This is also reinforced for me that I had to stay true to the key themes that I believe need to be addressed in women’s stories: female empowerment, education, balanced love relationships, diversity, and integrity. The advice, you are what you do, made me ask myself, are the themes in the books in line with my goals to honor women as well as men? And, most of all, is love at the core of each story? By love, I don’t mean the clingy, desperate infatuation that’s passed off as love in most contemporary romance books out there. Rather, by love, I mean the profound connection between two individuals that allows them to recognize something larger than themselves.1
Even after I had followed her advice and embraced my work, it took some deep soul-searching to understand why I feared potential judgment so much that I felt a need to not talk about it openly, except with my closest friends. If it weren’t for my husband and friends prodding me, I probably wouldn’t have put myself out there as much as I had. It made me understand how I had hidden that sexual side of myself because of my conservative Asian mother. That’s right, it was my hard-core, God-fearing Filipina mother that made me afraid of owning the fact that I write about sex. My mother had always been the face of judgment in my mind, and it was time to let it go. And upon hearing, You are what you do, I knew it was time to release the fear that was holding me back. Accepting my work was, in essence, accepting the part of myself that’s reflected in it. To my surprise, when I came out to my mother about my books, she couldn’t have been prouder.

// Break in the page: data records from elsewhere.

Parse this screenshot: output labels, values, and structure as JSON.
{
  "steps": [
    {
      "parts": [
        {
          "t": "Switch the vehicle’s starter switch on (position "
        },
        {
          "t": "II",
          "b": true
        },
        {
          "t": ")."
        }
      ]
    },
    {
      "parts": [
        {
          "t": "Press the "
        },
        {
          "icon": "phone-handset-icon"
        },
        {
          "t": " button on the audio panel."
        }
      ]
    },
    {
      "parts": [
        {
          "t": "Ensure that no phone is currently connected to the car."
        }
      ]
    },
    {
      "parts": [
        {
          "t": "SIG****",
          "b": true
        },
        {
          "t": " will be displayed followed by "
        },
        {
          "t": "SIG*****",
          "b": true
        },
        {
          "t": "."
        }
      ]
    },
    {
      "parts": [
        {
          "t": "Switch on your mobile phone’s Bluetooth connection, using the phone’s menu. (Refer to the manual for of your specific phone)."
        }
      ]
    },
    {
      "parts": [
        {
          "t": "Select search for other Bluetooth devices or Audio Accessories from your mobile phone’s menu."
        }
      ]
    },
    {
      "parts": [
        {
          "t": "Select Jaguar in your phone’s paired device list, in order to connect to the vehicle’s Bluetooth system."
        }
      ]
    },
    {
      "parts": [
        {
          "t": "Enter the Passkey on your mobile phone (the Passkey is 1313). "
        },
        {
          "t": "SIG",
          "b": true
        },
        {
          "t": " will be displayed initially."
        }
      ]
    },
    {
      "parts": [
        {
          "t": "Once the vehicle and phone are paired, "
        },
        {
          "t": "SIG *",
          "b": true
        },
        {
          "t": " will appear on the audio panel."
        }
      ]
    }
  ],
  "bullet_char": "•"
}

You are what you do contains indelible truth. It tells us that how we live, the choices we make, and the relationships we have are reflections of our deepest desires and knowing. To embrace You are what you do means examining whether you’re living your purpose. Is it fear that’s holding you back, much like it was for me? If it is, then it’s time to understand why and let it go. There is no reason to live a life that isn’t a reflection of your whole self. This doesn’t mean quitting your day job if it means keeping a roof over your family’s head and food on the table. Rather, it means looking at the core of how you live your life and asking yourself is everything that I do and engage in a reflection of how I love myself? If you can answer yes, then you’re living your dream.
I’m truly grateful to my former client for teaching me such an incredible lesson and for reminding me that sometimes the best advice we receive doesn’t come from professionals in our own fields but from the most unexpected places.
1 See my article, Romance Must Die